In the early 20th century, a group of young women in the United States found themselves unwittingly embroiled in a terrifying chapter of radiological history. These women, known as the Radium Girls, worked in factories painting watch dials with radium-based paint, a substance that glowed in the dark.
The job required them to create fine, pointed brush tips by licking the bristles, thus ingesting minute quantities of radioactive radium. The consequence was a nightmare of bone-decaying illnesses, disintegration of their jaws, and systemic radiation poisoning. Their suffering was both painful and protracted.
The Radium Girls’ fight for justice was as harrowing as their illnesses. They battled powerful corporations that initially denied any wrongdoing. Their courageous legal battles brought attention to the hazards of radium exposure and paved the way for improved safety standards in the workplace.

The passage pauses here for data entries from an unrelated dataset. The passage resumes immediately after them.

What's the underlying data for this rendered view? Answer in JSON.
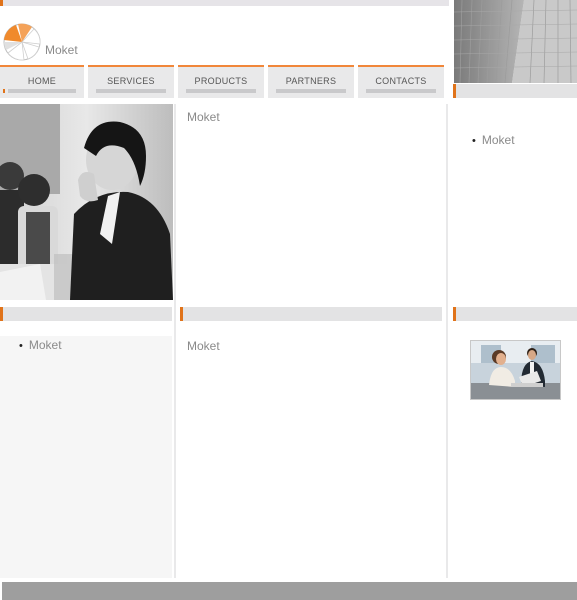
{
  "brand": {
    "name": "Moket"
  },
  "nav": {
    "items": [
      {
        "label": "HOME"
      },
      {
        "label": "SERVICES"
      },
      {
        "label": "PRODUCTS"
      },
      {
        "label": "PARTNERS"
      },
      {
        "label": "CONTACTS"
      }
    ]
  },
  "panels": {
    "center_top_heading": "Moket",
    "right_top_item": "Moket",
    "left_bottom_item": "Moket",
    "center_bottom_heading": "Moket"
  },
  "colors": {
    "accent": "#e0731a",
    "nav_bg": "#e9e9ea",
    "bar_bg": "#e3e3e4",
    "text_muted": "#8a8a8a",
    "footer": "#9e9e9e"
  }
}
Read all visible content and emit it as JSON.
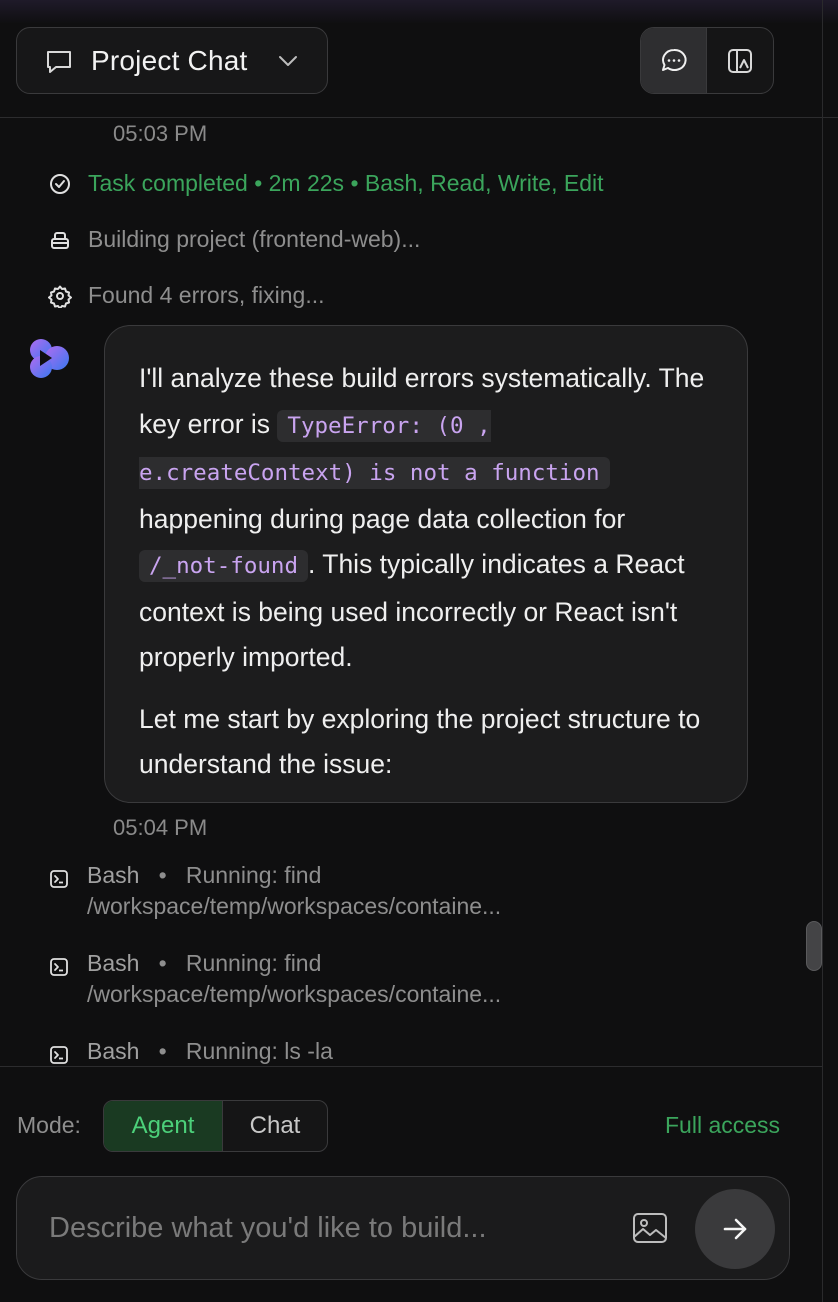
{
  "header": {
    "chat_title": "Project Chat",
    "view_modes": [
      "chat-view",
      "split-view"
    ]
  },
  "messages": {
    "time_1": "05:03 PM",
    "status": [
      {
        "icon": "check-circle-icon",
        "text": "Task completed • 2m 22s • Bash, Read, Write, Edit",
        "color": "#3ba55c"
      },
      {
        "icon": "build-icon",
        "text": "Building project (frontend-web)...",
        "color": "#8e8e8e"
      },
      {
        "icon": "gear-icon",
        "text": "Found 4 errors, fixing...",
        "color": "#8e8e8e"
      }
    ],
    "assistant": {
      "p1_a": "I'll analyze these build errors systematically. The key error is ",
      "code_1": "TypeError: (0 , e.createContext) is not a function",
      "p1_b": " happening during page data collection for ",
      "code_2": "/_not-found",
      "p1_c": ". This typically indicates a React context is being used incorrectly or React isn't properly imported.",
      "p2": "Let me start by exploring the project structure to understand the issue:"
    },
    "time_2": "05:04 PM",
    "tools": [
      {
        "tool": "Bash",
        "sep": "•",
        "action": "Running: find",
        "detail": "/workspace/temp/workspaces/containe..."
      },
      {
        "tool": "Bash",
        "sep": "•",
        "action": "Running: find",
        "detail": "/workspace/temp/workspaces/containe..."
      },
      {
        "tool": "Bash",
        "sep": "•",
        "action": "Running: ls -la",
        "detail": ""
      }
    ]
  },
  "footer": {
    "mode_label": "Mode:",
    "modes": {
      "active": "Agent",
      "inactive": "Chat"
    },
    "access": "Full access",
    "input_placeholder": "Describe what you'd like to build..."
  },
  "colors": {
    "accent_green": "#3ba55c",
    "code_purple": "#c9a4f0",
    "background": "#0f0f10"
  }
}
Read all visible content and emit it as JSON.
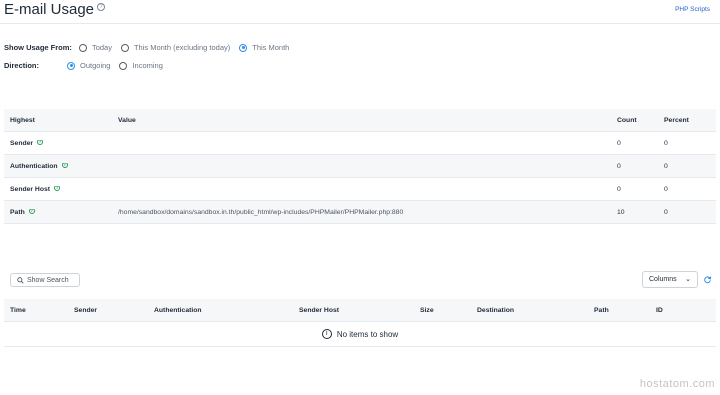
{
  "header": {
    "title": "E-mail Usage",
    "help_icon": "question-circle-icon",
    "php_scripts_link": "PHP Scripts"
  },
  "options": {
    "usage_label": "Show Usage From:",
    "usage_choices": [
      {
        "label": "Today",
        "selected": false
      },
      {
        "label": "This Month (excluding today)",
        "selected": false
      },
      {
        "label": "This Month",
        "selected": true
      }
    ],
    "direction_label": "Direction:",
    "direction_choices": [
      {
        "label": "Outgoing",
        "selected": true
      },
      {
        "label": "Incoming",
        "selected": false
      }
    ]
  },
  "summary_table": {
    "columns": [
      "Highest",
      "Value",
      "Count",
      "Percent"
    ],
    "rows": [
      {
        "highest": "Sender",
        "value": "",
        "count": "0",
        "percent": "0"
      },
      {
        "highest": "Authentication",
        "value": "",
        "count": "0",
        "percent": "0"
      },
      {
        "highest": "Sender Host",
        "value": "",
        "count": "0",
        "percent": "0"
      },
      {
        "highest": "Path",
        "value": "/home/sandbox/domains/sandbox.in.th/public_html/wp-includes/PHPMailer/PHPMailer.php:880",
        "count": "10",
        "percent": "0"
      }
    ]
  },
  "log_toolbar": {
    "search_label": "Show Search",
    "columns_label": "Columns",
    "columns_caret": "⌄"
  },
  "log_table": {
    "columns": [
      "Time",
      "Sender",
      "Authentication",
      "Sender Host",
      "Size",
      "Destination",
      "Path",
      "ID"
    ],
    "empty_message": "No items to show"
  },
  "watermark": "hostatom.com",
  "colors": {
    "accent": "#2f8fe6",
    "link": "#1f63c8",
    "info_green": "#2c9b56",
    "row_alt": "#f6f7f9"
  }
}
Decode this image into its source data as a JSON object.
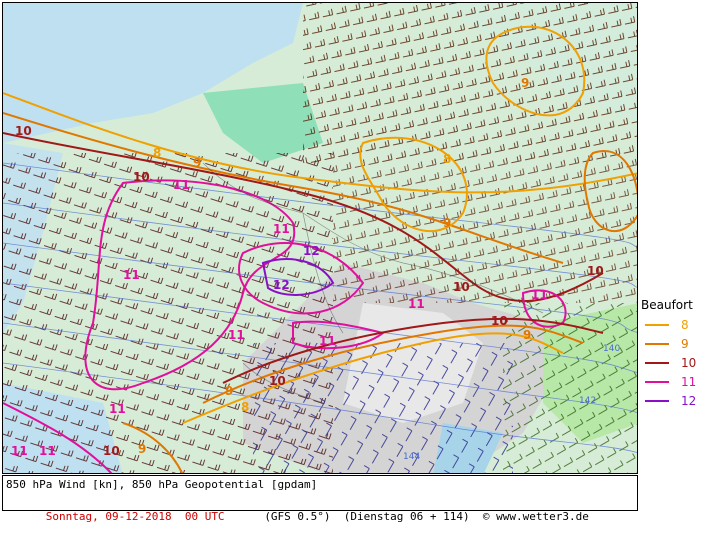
{
  "map": {
    "footer": {
      "line1": "850 hPa Wind [kn], 850 hPa Geopotential [gpdam]",
      "date": "Sonntag, 09-12-2018  00 UTC",
      "model": "(GFS 0.5°)",
      "run": "(Dienstag 06 + 114)",
      "credit": "© www.wetter3.de"
    },
    "legend": {
      "title": "Beaufort",
      "items": [
        {
          "label": "8",
          "color": "#f0a000"
        },
        {
          "label": "9",
          "color": "#e07800"
        },
        {
          "label": "10",
          "color": "#a01818"
        },
        {
          "label": "11",
          "color": "#e0109c"
        },
        {
          "label": "12",
          "color": "#8a10c8"
        }
      ]
    },
    "contour_labels": [
      "10",
      "9",
      "8",
      "9",
      "11",
      "10",
      "11",
      "11",
      "12",
      "12",
      "11",
      "11",
      "11",
      "10",
      "11",
      "11",
      "10",
      "9",
      "8",
      "10",
      "9",
      "10",
      "9",
      "11",
      "8",
      "9",
      "10",
      "11",
      "140",
      "142",
      "144"
    ]
  }
}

The legacy of the Radium Girls is a sobering reminder of the potential dangers of scientific discovery and the importance of responsible practices in radiology.